Saving Lives & Property...
The National Severe Storms Laboratory serves the nation by working to improve the leadtime and accuracy of severe weather warnings and forecasts in order to save lives and reduce property damage. NSSL scientists are committed to their mission to understand the causes of severe weather and explore new ways to use weather information to assist National Weather Service forecasters and federal, university and private sector partners.
At NSSL, our basic and applied research focuses on understanding severe weather processes, developing weather observation technology, and improving forecast tools, with emphasis on:
- WEATHER RADAR
- FORECAST & WARNING IMPROVEMENTS
NSSL News Items
When severe weather strikes anywhere in the United States, weather radar is one of the most important tools forecasters use to track storms and warn the public. The current system,…
To celebrate Women’s History Month in March NOAA National Severe Storms Laboratory is publishing a series of stories highlighting some women working at the lab. Kodi Berry is a research scientist and Sea Grant liaison for the Cooperative Institute for Mesoscale Meteorological Studies working at NSSL. Berry, who also serves as the executive officer of the NOAA Hazardous Weather Testbed, completed her doctorate from the University of Oklahoma in 2014.
To celebrate Women’s History Month in March NOAA National Severe Storms Laboratory is publishing a series of stories highlighting some women working at the lab. One Q&A segment will be…

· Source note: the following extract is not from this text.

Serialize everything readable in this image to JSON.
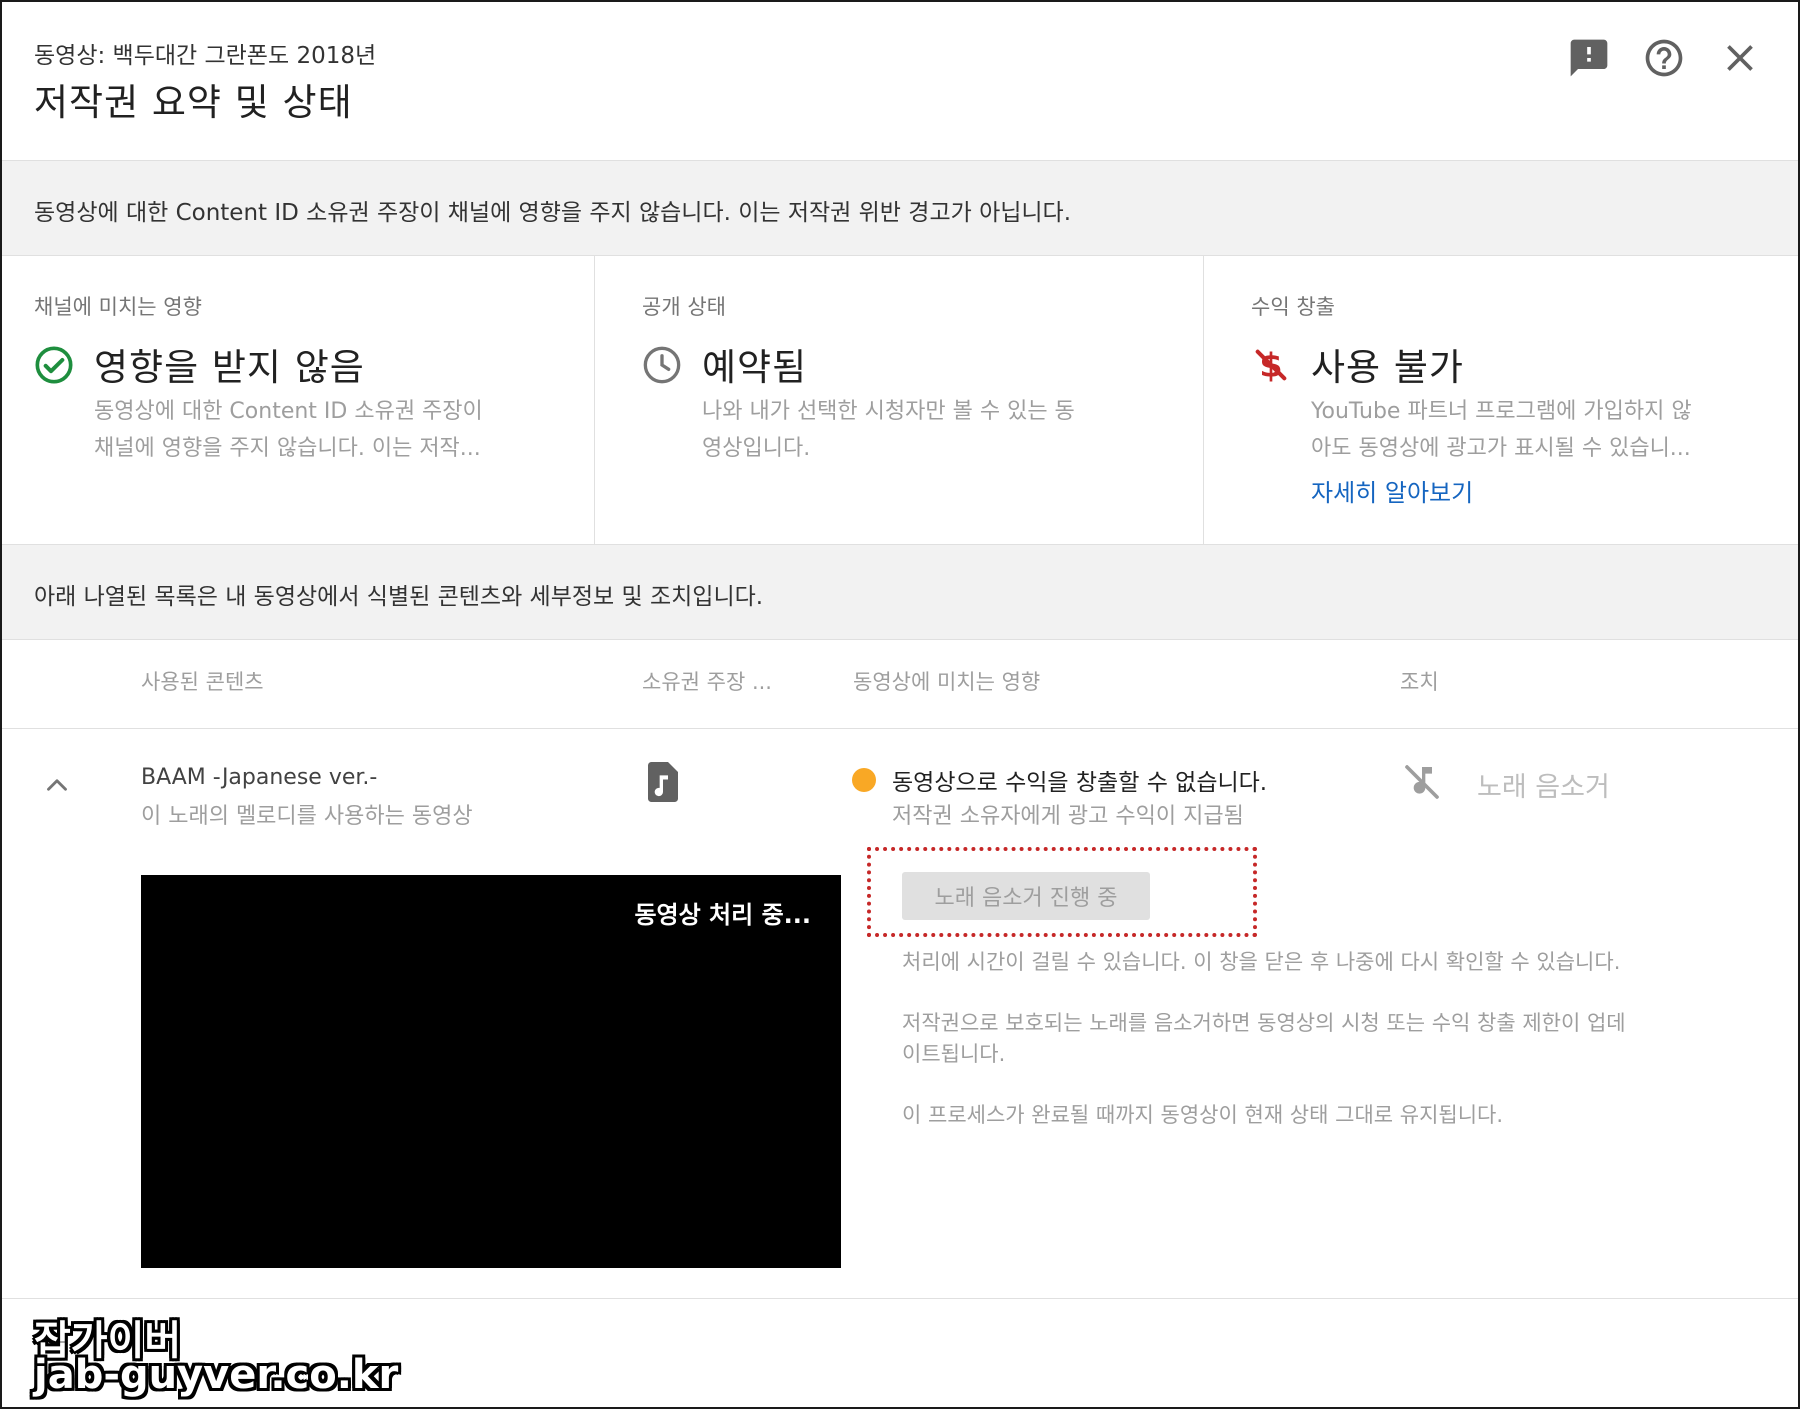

The NOAA Hazardous Weather Testbed is once again busy buzzing with activity as researchers kick off the year’s first research activities. From March 12-16, participants will assess a new tool using rapid-updating, high-resolution Probabilistic Hazard Information, known as PHI. HS-PHI is testing an experimental concept for delivering information to the public in a way that simulates how National Weather Service forecasters would use it within their software.